**PROBLEM REQUIREMENTS**. Whenever "Range" appears in a line, please copy that line from the data.

**THE DATA**.
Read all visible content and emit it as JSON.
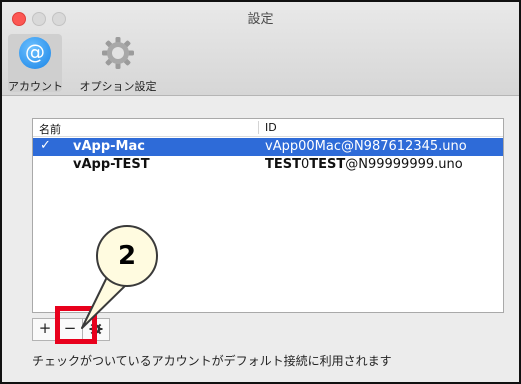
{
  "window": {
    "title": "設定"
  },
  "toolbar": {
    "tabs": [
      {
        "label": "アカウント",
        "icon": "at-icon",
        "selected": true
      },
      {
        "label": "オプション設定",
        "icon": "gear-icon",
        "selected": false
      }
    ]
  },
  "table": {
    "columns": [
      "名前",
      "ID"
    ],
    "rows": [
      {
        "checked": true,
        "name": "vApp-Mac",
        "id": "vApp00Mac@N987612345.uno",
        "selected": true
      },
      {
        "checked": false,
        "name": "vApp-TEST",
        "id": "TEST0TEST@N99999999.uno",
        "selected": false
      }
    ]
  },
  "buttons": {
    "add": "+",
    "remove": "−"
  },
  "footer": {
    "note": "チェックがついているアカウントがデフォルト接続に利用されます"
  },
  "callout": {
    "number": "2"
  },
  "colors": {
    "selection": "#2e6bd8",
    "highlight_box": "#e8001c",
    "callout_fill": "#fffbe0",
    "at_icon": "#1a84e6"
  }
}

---

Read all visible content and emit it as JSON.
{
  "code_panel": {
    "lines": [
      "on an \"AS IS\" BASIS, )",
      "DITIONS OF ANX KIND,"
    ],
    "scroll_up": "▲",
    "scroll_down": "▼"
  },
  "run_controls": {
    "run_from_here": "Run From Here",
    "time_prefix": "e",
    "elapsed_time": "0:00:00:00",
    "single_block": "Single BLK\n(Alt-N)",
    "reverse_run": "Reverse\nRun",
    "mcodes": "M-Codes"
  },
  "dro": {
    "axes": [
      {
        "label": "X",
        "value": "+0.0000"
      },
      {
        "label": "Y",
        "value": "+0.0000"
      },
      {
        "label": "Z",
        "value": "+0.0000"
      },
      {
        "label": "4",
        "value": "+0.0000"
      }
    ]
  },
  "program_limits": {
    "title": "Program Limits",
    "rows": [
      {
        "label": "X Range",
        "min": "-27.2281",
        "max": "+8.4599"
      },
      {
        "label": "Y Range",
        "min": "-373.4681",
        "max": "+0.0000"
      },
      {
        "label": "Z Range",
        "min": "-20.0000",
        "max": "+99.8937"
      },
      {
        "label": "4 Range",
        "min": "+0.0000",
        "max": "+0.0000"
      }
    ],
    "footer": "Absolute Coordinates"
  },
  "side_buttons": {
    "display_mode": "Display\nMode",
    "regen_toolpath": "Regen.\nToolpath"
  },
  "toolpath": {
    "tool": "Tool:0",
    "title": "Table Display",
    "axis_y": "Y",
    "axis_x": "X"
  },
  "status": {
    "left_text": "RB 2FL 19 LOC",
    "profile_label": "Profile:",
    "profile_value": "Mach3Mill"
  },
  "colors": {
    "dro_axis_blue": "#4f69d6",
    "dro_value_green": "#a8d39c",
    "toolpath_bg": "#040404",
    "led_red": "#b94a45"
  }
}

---

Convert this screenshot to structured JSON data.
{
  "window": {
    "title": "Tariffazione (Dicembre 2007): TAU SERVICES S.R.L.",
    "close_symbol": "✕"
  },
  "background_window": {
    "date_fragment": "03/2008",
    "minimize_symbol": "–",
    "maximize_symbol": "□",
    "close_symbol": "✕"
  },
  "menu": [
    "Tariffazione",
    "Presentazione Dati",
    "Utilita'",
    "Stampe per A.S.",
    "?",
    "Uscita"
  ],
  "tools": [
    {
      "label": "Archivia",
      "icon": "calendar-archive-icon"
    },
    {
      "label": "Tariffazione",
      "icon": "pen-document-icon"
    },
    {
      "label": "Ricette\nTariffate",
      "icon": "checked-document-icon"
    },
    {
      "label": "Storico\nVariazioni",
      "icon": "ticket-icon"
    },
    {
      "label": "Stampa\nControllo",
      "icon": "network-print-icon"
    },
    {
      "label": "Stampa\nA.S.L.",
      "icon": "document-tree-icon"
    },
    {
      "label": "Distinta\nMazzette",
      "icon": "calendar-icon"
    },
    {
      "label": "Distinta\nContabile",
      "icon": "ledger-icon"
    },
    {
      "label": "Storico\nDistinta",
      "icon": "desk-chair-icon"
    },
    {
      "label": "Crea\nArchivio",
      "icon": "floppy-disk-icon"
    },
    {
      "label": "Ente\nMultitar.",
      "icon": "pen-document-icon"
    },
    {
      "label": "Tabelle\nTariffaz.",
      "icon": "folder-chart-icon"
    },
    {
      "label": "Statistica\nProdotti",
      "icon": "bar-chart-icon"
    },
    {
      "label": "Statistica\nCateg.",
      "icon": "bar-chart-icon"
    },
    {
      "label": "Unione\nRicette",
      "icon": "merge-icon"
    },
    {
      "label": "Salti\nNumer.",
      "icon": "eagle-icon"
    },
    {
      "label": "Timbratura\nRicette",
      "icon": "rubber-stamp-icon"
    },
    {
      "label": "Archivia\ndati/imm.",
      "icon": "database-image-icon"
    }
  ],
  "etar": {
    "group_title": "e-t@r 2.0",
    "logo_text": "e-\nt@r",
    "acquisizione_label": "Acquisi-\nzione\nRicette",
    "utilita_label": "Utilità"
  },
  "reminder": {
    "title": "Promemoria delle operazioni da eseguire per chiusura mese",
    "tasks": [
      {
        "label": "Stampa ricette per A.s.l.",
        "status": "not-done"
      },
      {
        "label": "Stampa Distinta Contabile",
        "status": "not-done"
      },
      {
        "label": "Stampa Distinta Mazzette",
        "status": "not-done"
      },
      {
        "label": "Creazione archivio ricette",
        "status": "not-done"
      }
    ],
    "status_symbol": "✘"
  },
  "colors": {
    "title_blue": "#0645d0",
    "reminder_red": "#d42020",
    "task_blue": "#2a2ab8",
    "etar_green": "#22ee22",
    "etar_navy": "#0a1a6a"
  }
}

**RESULT OF THE TASK**.
        "label": "X Range",
        "label": "Y Range",
        "label": "Z Range",
        "label": "4 Range",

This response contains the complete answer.